▽

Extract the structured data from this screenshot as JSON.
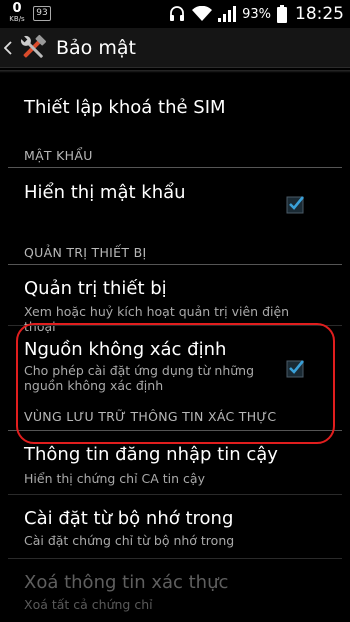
{
  "status_bar": {
    "speed_value": "0",
    "speed_unit": "KB/s",
    "badge": "93",
    "battery": "93%",
    "time": "18:25"
  },
  "action_bar": {
    "title": "Bảo mật",
    "back_icon": "chevron-left-icon",
    "app_icon": "tools-icon"
  },
  "items": {
    "sim_lock": {
      "title": "Thiết lập khoá thẻ SIM"
    },
    "passwords_header": "MẬT KHẨU",
    "show_password": {
      "title": "Hiển thị mật khẩu",
      "checked": true
    },
    "device_admin_header": "QUẢN TRỊ THIẾT BỊ",
    "device_admins": {
      "title": "Quản trị thiết bị",
      "subtitle": "Xem hoặc huỷ kích hoạt quản trị viên điện thoại"
    },
    "unknown_sources": {
      "title": "Nguồn không xác định",
      "subtitle": "Cho phép cài đặt ứng dụng từ những nguồn không xác định",
      "checked": true
    },
    "credential_storage_header": "VÙNG LƯU TRỮ THÔNG TIN XÁC THỰC",
    "trusted_credentials": {
      "title": "Thông tin đăng nhập tin cậy",
      "subtitle": "Hiển thị chứng chỉ CA tin cậy"
    },
    "install_from_storage": {
      "title": "Cài đặt từ bộ nhớ trong",
      "subtitle": "Cài đặt chứng chỉ từ bộ nhớ trong"
    },
    "clear_credentials": {
      "title": "Xoá thông tin xác thực",
      "subtitle": "Xoá tất cả chứng chỉ",
      "enabled": false
    }
  },
  "colors": {
    "accent_check": "#3aa0d8",
    "highlight_outline": "#e11e1e"
  }
}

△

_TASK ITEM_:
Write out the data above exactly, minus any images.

_RESPONSE BELOW_:
Extract the structured data from this screenshot as JSON.
{
  "status_bar": {
    "speed_value": "0",
    "speed_unit": "KB/s",
    "badge": "93",
    "battery": "93%",
    "time": "18:25"
  },
  "action_bar": {
    "title": "Bảo mật",
    "back_icon": "chevron-left-icon",
    "app_icon": "tools-icon"
  },
  "items": {
    "sim_lock": {
      "title": "Thiết lập khoá thẻ SIM"
    },
    "passwords_header": "MẬT KHẨU",
    "show_password": {
      "title": "Hiển thị mật khẩu",
      "checked": true
    },
    "device_admin_header": "QUẢN TRỊ THIẾT BỊ",
    "device_admins": {
      "title": "Quản trị thiết bị",
      "subtitle": "Xem hoặc huỷ kích hoạt quản trị viên điện thoại"
    },
    "unknown_sources": {
      "title": "Nguồn không xác định",
      "subtitle": "Cho phép cài đặt ứng dụng từ những nguồn không xác định",
      "checked": true
    },
    "credential_storage_header": "VÙNG LƯU TRỮ THÔNG TIN XÁC THỰC",
    "trusted_credentials": {
      "title": "Thông tin đăng nhập tin cậy",
      "subtitle": "Hiển thị chứng chỉ CA tin cậy"
    },
    "install_from_storage": {
      "title": "Cài đặt từ bộ nhớ trong",
      "subtitle": "Cài đặt chứng chỉ từ bộ nhớ trong"
    },
    "clear_credentials": {
      "title": "Xoá thông tin xác thực",
      "subtitle": "Xoá tất cả chứng chỉ",
      "enabled": false
    }
  },
  "colors": {
    "accent_check": "#3aa0d8",
    "highlight_outline": "#e11e1e"
  }
}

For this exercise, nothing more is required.